**PROBLEM DESCRIPTION**
Pull every line with "Symbolleiste" from the material.
※
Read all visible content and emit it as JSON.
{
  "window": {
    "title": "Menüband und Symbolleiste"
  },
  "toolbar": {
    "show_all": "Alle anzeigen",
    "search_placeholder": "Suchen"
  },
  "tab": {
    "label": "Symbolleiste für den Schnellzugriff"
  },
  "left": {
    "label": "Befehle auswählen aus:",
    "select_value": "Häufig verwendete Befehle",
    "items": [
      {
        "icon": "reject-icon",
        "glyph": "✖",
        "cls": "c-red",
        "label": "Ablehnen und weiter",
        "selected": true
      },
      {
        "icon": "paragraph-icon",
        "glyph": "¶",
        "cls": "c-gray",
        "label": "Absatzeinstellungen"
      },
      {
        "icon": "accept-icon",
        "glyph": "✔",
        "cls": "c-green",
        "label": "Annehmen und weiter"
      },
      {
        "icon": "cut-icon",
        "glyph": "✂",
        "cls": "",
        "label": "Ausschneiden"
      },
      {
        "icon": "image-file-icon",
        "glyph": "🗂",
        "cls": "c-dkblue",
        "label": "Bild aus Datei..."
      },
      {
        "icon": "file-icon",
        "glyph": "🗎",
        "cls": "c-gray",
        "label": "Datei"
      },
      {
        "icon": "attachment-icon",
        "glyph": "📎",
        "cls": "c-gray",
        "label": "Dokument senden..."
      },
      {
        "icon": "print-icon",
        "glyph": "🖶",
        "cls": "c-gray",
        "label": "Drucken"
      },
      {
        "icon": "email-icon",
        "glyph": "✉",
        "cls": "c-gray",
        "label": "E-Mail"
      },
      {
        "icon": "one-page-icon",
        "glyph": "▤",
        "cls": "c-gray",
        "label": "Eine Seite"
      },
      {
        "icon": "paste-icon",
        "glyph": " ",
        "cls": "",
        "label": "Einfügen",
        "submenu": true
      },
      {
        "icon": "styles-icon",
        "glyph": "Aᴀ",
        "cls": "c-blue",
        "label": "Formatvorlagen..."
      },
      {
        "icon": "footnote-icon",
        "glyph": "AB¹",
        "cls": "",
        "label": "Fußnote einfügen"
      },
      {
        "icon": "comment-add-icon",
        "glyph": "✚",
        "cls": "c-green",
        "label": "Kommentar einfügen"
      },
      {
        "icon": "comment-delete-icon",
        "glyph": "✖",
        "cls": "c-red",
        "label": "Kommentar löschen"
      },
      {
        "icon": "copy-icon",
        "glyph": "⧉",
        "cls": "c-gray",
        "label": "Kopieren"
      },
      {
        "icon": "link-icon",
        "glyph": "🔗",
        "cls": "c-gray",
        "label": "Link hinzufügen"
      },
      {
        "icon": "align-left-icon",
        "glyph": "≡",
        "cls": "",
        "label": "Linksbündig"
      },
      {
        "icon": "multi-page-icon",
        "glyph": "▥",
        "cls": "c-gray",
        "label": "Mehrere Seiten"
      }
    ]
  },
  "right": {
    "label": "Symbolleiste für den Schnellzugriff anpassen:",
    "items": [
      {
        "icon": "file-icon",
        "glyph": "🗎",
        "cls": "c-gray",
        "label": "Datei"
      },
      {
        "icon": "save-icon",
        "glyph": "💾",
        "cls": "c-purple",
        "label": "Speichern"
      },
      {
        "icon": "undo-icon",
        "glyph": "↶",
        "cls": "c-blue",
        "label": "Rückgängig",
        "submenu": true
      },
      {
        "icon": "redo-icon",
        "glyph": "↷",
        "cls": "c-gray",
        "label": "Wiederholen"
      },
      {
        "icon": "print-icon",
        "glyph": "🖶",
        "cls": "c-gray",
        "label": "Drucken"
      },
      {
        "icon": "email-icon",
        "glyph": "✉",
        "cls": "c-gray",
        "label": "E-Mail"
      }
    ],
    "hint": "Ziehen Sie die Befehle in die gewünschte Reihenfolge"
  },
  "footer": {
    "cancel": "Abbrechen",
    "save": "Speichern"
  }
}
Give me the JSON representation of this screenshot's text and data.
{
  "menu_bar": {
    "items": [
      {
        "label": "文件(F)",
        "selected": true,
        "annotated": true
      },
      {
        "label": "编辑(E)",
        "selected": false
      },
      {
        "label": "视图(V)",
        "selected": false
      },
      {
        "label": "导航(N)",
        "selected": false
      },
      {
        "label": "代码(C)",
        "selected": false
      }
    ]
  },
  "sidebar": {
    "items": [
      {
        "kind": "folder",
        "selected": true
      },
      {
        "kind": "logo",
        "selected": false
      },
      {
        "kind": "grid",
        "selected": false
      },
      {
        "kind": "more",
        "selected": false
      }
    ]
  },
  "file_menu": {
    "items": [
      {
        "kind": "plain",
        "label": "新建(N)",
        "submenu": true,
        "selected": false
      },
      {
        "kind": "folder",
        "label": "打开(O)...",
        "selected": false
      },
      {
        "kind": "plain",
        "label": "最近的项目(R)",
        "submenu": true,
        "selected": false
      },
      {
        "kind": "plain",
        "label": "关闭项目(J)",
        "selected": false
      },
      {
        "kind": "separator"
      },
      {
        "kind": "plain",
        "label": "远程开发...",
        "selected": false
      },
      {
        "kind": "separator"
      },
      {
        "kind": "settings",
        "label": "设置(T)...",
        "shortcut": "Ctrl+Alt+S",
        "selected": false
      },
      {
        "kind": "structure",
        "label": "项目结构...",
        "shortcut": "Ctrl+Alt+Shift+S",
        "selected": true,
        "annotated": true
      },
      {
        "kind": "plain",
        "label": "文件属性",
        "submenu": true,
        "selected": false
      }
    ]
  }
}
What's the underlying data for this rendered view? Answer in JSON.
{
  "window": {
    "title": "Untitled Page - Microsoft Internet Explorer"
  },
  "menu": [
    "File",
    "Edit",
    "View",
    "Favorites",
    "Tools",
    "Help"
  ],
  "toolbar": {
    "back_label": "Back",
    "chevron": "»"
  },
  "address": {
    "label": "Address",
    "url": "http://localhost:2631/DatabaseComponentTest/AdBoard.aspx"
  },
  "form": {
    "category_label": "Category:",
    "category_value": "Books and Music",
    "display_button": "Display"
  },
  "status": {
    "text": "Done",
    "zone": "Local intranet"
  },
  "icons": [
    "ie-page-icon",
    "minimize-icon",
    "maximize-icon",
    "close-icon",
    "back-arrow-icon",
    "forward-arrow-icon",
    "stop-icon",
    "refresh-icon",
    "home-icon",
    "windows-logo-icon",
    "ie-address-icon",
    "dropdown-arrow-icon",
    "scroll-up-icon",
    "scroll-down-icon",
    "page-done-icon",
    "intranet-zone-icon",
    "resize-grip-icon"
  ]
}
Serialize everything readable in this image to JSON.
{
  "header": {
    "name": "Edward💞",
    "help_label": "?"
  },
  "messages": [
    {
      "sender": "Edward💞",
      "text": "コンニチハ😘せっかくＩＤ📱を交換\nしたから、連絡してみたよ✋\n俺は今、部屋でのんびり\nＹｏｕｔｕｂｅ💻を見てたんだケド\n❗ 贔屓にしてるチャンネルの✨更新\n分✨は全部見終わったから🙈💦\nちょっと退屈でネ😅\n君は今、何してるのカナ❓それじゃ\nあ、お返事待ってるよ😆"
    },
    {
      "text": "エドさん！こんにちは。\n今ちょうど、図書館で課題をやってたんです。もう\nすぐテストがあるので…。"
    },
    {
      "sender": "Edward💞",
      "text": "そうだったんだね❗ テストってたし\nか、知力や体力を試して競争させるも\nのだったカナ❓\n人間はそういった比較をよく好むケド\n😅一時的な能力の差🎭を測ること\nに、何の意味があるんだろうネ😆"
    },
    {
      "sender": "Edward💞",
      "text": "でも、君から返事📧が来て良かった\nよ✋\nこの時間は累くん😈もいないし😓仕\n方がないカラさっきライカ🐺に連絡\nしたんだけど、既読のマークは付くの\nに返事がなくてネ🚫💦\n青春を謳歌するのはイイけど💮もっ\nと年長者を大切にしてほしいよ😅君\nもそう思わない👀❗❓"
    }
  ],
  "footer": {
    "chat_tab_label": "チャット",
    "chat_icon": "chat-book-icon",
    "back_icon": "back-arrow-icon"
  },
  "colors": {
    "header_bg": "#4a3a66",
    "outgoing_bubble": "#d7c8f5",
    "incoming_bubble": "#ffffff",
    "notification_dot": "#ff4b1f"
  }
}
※
**SOLUTION TO THE EXERCISE**
    "title": "Menüband und Symbolleiste"
    "label": "Symbolleiste für den Schnellzugriff"
    "label": "Symbolleiste für den Schnellzugriff anpassen:",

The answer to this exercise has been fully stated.